America’s healthcare debate began in the late 19th century, during the Industrial Revolution, when mill jobs led to workplace injuries and labor unions began advocating for sickness and injury protections.
In 1929, a unique product was introduced: individual prepayment for hospital care, offered originally for teachers by a company called Blue Cross. Another company, Blue Shield, offered a similar program to lumber and mining workers for reimbursable physician’s services. Employees paid monthly fees to groups of physicians for guaranteed healthcare.
By the 1940s about 9 percent of the American population had health insurance. But following World War II, a unique situation emerged. Veterans returning from war flooded the labor markets. As a means to control inflation and limit wage increases, Congress passed the Stabilization Act of 1942, prohibiting U.S. businesses from offering higher salaries to compete for labor.

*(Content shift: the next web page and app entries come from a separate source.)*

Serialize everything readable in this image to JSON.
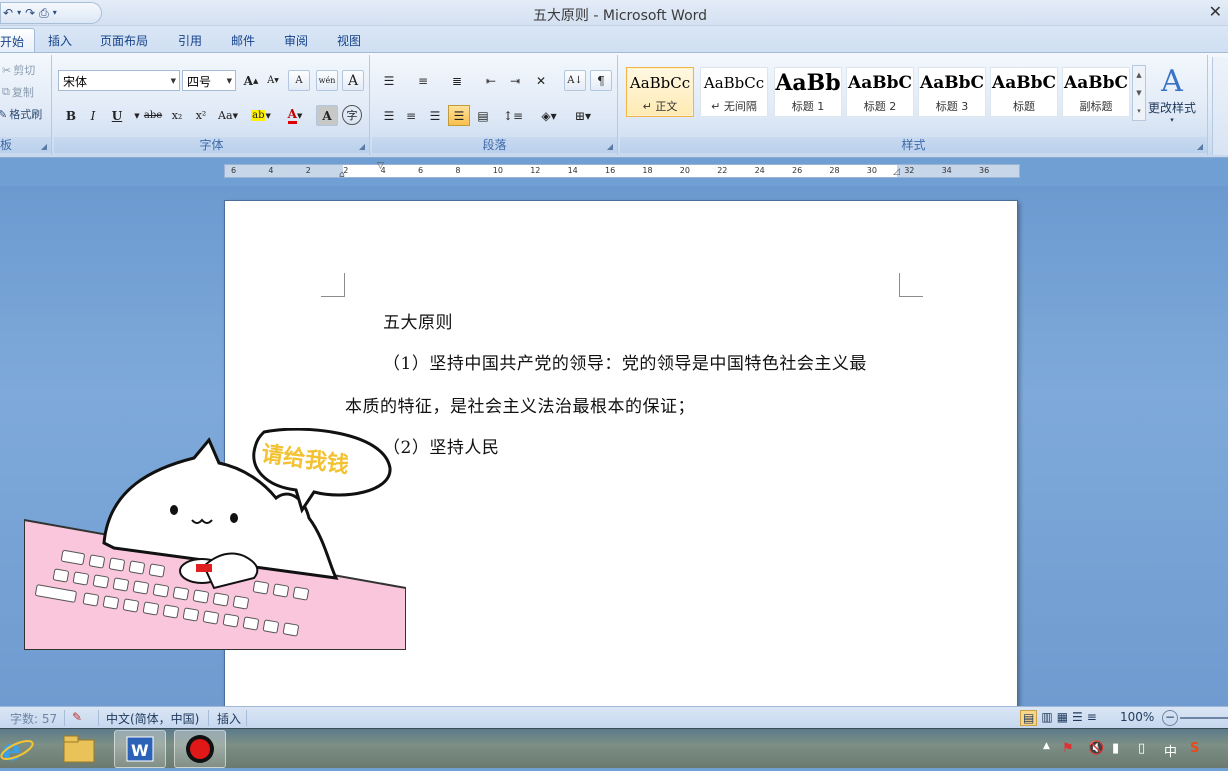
{
  "window": {
    "title": "五大原则 - Microsoft Word"
  },
  "qat": {
    "undo": "↶",
    "redo": "↷",
    "print": "⎙",
    "more": "▾"
  },
  "tabs": [
    "开始",
    "插入",
    "页面布局",
    "引用",
    "邮件",
    "审阅",
    "视图"
  ],
  "clipboard": {
    "cut": "剪切",
    "copy": "复制",
    "format_painter": "格式刷",
    "label": "板"
  },
  "font": {
    "name": "宋体",
    "size": "四号",
    "label": "字体",
    "grow": "A",
    "shrink": "A",
    "clear": "A",
    "phonetic": "wén",
    "border_char": "A",
    "bold": "B",
    "italic": "I",
    "underline": "U",
    "strike": "abe",
    "subscript": "x₂",
    "superscript": "x²",
    "change_case": "Aa",
    "highlight": "ab",
    "font_color": "A",
    "shading": "A",
    "enclose": "字"
  },
  "paragraph": {
    "label": "段落"
  },
  "styles": {
    "label": "样式",
    "items": [
      {
        "sample": "AaBbCc",
        "name": "↵ 正文"
      },
      {
        "sample": "AaBbCc",
        "name": "↵ 无间隔"
      },
      {
        "sample": "AaBb",
        "name": "标题 1"
      },
      {
        "sample": "AaBbC",
        "name": "标题 2"
      },
      {
        "sample": "AaBbC",
        "name": "标题 3"
      },
      {
        "sample": "AaBbC",
        "name": "标题"
      },
      {
        "sample": "AaBbC",
        "name": "副标题"
      }
    ],
    "change_styles": "更改样式"
  },
  "ruler": {
    "ticks": [
      "6",
      "4",
      "2",
      "2",
      "4",
      "6",
      "8",
      "10",
      "12",
      "14",
      "16",
      "18",
      "20",
      "22",
      "24",
      "26",
      "28",
      "30",
      "32",
      "34",
      "36"
    ]
  },
  "document": {
    "heading": "五大原则",
    "line1": "（1）坚持中国共产党的领导：党的领导是中国特色社会主义最",
    "line2": "本质的特征，是社会主义法治最根本的保证；",
    "line3": "（2）坚持人民"
  },
  "overlay": {
    "speech": "请给我钱"
  },
  "status": {
    "word_count": "字数: 57",
    "language": "中文(简体，中国)",
    "mode": "插入",
    "zoom": "100%"
  },
  "taskbar": {
    "ime": "中"
  }
}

As a result, companies began looking for more creative ways to recruit employees and incentivize existing employees for stay. The solution was the foundation of employer-sponsored health insurance as we know it today. Employees enjoyed this fringe benefit because they did not have to pay taxes on this form of compensation, and they were able to insure their families.

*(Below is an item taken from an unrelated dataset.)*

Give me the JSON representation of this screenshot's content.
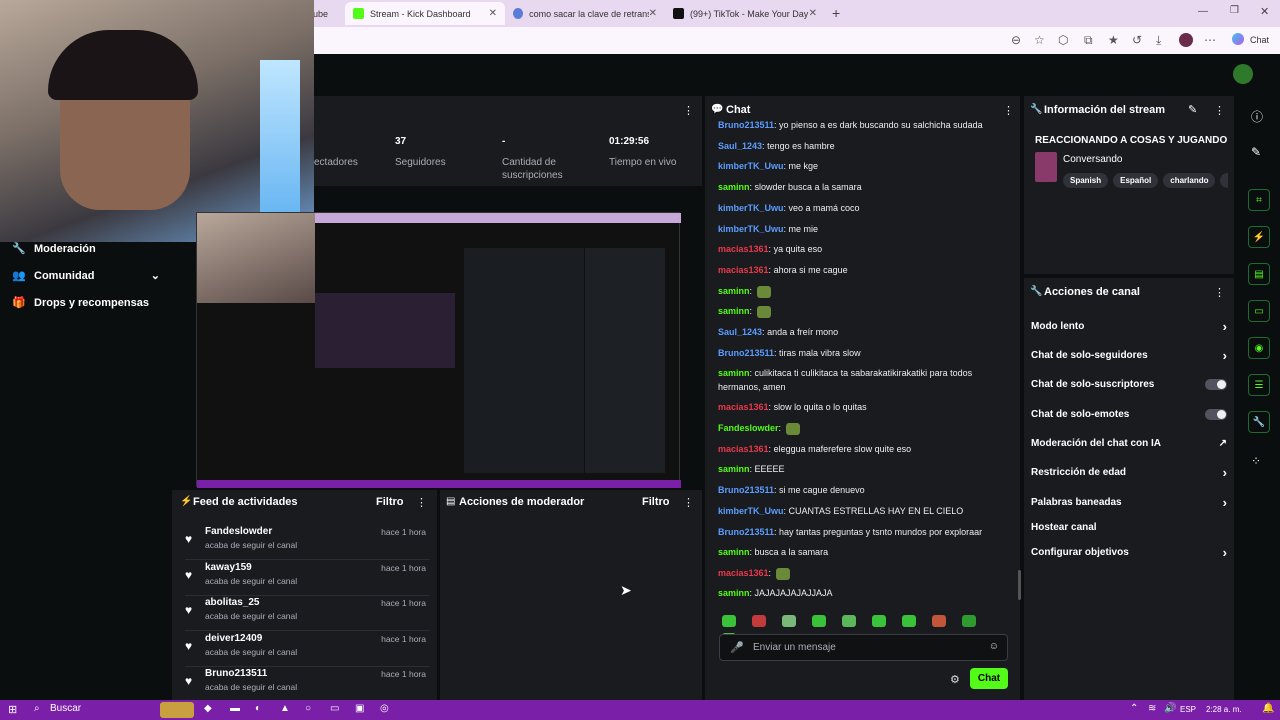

By 1950, more than 50 percent of Americans had some form of health coverage through their employers. By 1960, more than two-thirds did. But vulnerable groups of people were left out: retirees, the unemployed, the disabled, and those whose employers could not afford to offer coverage.
Two programs were signed into law by President Johnson to address this disparity: the Medicare program, providing medical insurance for people age 65 and older; and Medicaid, offering health coverage to low-income people. Today, these programs cover approximately 118 million Americans.
From “A House Divided: Engaging the Issues through the Politics of Compassion” by Mark Feldmeir – Chalice Press